Location: Emerging Pests and Pathogens ResearchTitle: Larval Bradysia impatiens (Diptera: Sciaridae) potential for vectoring Pythium root rot pathogens Author
|Wraight, Stephen - Steve|
Submitted to: Environmental Entomology
Publication Type: Peer Reviewed Journal
Publication Acceptance Date: 11/9/2011
Publication Date: 3/1/2012
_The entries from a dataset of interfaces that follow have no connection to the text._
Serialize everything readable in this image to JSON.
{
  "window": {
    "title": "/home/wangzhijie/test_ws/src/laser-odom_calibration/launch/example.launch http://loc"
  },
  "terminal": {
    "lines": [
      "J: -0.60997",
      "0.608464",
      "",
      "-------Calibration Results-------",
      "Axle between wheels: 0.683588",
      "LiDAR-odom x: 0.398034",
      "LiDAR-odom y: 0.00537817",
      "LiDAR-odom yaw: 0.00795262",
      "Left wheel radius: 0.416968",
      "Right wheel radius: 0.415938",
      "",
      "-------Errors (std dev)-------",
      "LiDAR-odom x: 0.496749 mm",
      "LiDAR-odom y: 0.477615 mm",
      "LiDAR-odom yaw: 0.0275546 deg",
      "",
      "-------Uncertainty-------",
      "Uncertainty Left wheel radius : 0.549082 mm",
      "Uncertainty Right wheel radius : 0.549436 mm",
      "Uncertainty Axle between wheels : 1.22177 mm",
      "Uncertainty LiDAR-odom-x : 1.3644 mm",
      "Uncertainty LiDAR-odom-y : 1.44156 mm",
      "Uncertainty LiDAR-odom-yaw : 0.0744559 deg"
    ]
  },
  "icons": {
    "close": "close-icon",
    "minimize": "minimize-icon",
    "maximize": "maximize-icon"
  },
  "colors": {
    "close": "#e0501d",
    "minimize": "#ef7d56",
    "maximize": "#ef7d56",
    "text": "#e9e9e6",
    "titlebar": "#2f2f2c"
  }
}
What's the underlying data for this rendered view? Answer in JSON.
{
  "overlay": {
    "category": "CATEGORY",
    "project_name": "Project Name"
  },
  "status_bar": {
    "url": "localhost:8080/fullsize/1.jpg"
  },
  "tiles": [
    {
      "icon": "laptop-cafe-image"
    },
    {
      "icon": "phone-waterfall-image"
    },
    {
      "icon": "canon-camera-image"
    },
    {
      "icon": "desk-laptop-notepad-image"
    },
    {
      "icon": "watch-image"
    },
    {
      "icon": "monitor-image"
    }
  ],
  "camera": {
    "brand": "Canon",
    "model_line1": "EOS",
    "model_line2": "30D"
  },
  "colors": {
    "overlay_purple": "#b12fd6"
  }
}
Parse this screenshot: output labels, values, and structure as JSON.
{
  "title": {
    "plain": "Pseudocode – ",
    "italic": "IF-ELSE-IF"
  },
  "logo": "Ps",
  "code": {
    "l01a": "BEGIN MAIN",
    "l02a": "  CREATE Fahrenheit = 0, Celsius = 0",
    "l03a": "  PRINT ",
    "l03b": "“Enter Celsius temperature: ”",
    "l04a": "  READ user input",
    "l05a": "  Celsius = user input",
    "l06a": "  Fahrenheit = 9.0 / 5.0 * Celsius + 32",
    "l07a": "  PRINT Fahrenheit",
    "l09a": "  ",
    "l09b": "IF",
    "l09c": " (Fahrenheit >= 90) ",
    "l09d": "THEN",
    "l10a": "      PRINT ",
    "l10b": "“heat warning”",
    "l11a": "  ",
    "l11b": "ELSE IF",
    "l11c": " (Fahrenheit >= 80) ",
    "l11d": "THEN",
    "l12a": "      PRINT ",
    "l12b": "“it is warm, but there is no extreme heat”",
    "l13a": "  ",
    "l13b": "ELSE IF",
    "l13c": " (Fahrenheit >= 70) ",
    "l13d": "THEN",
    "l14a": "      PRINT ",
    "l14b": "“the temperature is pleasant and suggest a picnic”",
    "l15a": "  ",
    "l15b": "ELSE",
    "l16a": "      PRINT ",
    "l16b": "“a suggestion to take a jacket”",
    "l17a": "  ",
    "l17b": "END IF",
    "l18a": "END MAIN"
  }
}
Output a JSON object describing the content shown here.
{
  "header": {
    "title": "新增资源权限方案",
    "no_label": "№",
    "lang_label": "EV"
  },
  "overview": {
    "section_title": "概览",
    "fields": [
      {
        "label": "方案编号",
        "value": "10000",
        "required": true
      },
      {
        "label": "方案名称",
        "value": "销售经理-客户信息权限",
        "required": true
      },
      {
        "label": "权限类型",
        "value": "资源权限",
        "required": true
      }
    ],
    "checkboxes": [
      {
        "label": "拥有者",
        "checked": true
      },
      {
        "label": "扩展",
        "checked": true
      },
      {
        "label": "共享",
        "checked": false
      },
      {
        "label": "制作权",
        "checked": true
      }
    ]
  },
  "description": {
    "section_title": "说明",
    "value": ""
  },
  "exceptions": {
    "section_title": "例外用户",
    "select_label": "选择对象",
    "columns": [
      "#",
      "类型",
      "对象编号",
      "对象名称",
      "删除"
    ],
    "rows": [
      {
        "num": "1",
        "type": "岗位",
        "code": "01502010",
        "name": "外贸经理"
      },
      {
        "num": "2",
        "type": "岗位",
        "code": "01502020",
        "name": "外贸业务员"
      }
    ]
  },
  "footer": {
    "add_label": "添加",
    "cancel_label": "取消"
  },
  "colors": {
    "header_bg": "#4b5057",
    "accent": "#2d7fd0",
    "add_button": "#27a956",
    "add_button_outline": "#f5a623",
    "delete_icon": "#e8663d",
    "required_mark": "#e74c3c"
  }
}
Citation: Braun, S.E., Sanderson, J.P., Wraight, S.P. 2012. Larval Bradysia impatiens (Diptera: Sciaridae) potential for vectoring Pythium root rot pathogens. Environmental Entomology. 102:283-289. Interpretive Summary: Fungus gnat larvae are important greenhouse pests, causing damage by feeding/tunneling in plant roots and stems. These insects are also commonly associated with diseased plants, and it has long been speculated that they are important vectors of root-rot pathogens, including Pythium species. Previous laboratory studies based on Petri dish assays have revealed that fungus gnat larvae readily ingest Pythium spores and that ingested spores can survive passage through the larval gut and produce high rates of plant infection. However, little is known of the factors potentially affecting Pythium transmission by fungus gnat larvae under greenhouse conditions. Assays revealed that vectoring of Pythium to geranium seedlings varied greatly with the assay substrate and also with the number and nature of ingested spores. Transmission was high (65%) in Petri dishes with larvae fed a strain of Pythium that produced abundant thick-walled resting spores (oospores), but transmission of this strain was much lower (<6%) in plug cells with a commercial peat-based potting mix. Larvae were less efficient at vectoring Pythium strains that produced few oospores, and no transmission was observed with two non-oospore-producing strains. Passage through the larval guts significantly increased the viability (germinability) of Pythium oospores but greatly reduced the viability of other types of spores. These results indicate that fungus gnat larvae are less efficient vectors of Pythium pathogens than previously believed and will be useful to researchers developing IPM strategies for greenhouse pest and disease management.
Technical Abstract: A series of laboratory experiments were conducted to investigate the capacity of Bradysia impatiens (Johannsen) larvae to ingest propagules from two strains each of Pythium aphanidermatum (Edson) Fitzp. and P. ultimum Trow and transmit the pathogens to healthy geranium seedlings on a filter-paper substrate in Petri dishes. The capacity of fungus gnat larvae to transmit P. aphanidermatum to seedlings rooted in a commercial peat-based potting mix and germination of Pythium oospores and hyphal swellings before and after passage through the guts of larval fungus gnats were also examined. Assays revealed that Pythium¬ transmission by larval fungus gnats varied greatly with the assay substrate and also with the number and nature of ingested propagules. Transmission was highest (65%) in the Petri dish assays testing larvae fed P. aphanidermatum K-13, a strain that produced abundant oospores. Transmission of strain K-13 was much lower (< 6%) in plug cells with potting mix. Larvae were less efficient at vectoring P. ultimum strain PSN-1, which produced few oospores, and no transmission was observed with two non-oospore-producing strains: P. aphanidermatum Pa58 and P. ultimum P4. Passage of P. aphanidermatum K-13 through larval guts significantly increased oospore germination; however, decreased germination of hyphal swellings was observed following larval gut passage for strains of P. ultimum. These results expand previous studies suggesting that larval fungus gnats may vector Pythium spp.